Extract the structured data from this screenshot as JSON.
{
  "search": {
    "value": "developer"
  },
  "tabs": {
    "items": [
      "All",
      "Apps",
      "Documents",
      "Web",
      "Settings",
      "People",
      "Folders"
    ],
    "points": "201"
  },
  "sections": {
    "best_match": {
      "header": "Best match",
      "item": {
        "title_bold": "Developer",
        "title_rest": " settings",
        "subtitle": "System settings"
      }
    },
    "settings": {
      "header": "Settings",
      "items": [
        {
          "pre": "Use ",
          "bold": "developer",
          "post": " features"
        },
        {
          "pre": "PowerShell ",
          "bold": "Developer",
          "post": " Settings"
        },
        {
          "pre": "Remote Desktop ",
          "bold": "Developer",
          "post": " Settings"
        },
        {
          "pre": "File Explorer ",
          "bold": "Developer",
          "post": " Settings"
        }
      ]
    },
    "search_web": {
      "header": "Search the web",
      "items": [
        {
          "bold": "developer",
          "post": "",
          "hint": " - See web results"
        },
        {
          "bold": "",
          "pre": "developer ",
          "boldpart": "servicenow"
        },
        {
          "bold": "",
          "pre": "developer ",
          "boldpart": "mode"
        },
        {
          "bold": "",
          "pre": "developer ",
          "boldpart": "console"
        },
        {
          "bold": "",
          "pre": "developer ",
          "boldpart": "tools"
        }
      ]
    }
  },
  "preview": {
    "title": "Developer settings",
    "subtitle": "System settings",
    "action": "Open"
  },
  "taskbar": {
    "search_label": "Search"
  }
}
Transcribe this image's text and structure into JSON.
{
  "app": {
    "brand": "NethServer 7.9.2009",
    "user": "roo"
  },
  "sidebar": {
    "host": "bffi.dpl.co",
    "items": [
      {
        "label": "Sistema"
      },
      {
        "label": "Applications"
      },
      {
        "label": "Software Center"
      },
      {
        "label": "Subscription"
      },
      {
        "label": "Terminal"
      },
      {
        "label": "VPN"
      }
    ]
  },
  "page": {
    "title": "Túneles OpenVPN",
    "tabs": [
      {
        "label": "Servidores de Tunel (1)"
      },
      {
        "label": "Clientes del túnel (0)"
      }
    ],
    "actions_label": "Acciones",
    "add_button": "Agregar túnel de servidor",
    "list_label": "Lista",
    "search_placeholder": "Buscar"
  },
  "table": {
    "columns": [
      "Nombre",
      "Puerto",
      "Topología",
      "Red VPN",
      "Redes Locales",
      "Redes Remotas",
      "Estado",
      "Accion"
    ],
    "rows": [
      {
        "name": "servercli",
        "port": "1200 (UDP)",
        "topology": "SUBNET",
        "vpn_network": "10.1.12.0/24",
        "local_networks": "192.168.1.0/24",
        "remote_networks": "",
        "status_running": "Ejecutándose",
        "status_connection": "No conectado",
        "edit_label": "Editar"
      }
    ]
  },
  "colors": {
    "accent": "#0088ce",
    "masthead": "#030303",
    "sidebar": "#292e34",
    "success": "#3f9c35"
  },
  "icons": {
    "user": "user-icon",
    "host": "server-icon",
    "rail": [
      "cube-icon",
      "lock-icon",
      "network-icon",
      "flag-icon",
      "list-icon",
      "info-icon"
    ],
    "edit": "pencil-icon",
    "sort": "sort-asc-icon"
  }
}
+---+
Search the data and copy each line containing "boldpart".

**Worked solution**
          "boldpart": "servicenow"
          "boldpart": "mode"
          "boldpart": "console"
          "boldpart": "tools"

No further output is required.